The answer should consist of each line from the data below that includes "Manual".

#### INFORMATION GIVEN:
- Opening Delimiter -

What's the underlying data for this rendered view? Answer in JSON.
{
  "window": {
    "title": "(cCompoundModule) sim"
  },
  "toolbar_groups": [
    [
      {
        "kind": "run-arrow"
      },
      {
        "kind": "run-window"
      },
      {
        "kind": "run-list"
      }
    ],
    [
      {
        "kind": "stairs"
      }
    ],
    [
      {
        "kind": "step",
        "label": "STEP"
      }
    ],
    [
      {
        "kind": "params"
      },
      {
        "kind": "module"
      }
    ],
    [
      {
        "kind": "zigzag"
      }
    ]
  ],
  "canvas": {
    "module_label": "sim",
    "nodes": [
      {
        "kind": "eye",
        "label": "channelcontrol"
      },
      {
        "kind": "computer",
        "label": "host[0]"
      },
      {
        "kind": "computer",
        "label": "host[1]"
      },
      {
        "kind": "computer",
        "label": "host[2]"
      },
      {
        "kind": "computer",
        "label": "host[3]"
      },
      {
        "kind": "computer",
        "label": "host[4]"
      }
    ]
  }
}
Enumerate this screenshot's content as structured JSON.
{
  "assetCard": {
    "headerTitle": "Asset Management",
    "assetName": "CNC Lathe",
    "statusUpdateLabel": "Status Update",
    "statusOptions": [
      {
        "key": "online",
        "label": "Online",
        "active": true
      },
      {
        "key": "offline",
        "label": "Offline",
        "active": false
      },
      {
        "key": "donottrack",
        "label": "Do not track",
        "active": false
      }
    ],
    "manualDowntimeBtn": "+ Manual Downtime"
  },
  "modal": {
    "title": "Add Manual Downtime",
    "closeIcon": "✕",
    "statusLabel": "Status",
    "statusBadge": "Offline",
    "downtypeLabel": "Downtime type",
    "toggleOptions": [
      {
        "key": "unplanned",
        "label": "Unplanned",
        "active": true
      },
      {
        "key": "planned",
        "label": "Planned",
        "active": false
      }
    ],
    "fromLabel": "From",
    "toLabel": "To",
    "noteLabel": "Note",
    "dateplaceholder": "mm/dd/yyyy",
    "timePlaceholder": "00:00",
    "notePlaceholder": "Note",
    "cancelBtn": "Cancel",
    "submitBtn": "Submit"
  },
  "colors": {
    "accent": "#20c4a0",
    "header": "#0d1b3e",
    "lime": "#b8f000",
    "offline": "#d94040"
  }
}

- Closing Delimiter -

#### SOLUTION:
    "manualDowntimeBtn": "+ Manual Downtime"
    "title": "Add Manual Downtime",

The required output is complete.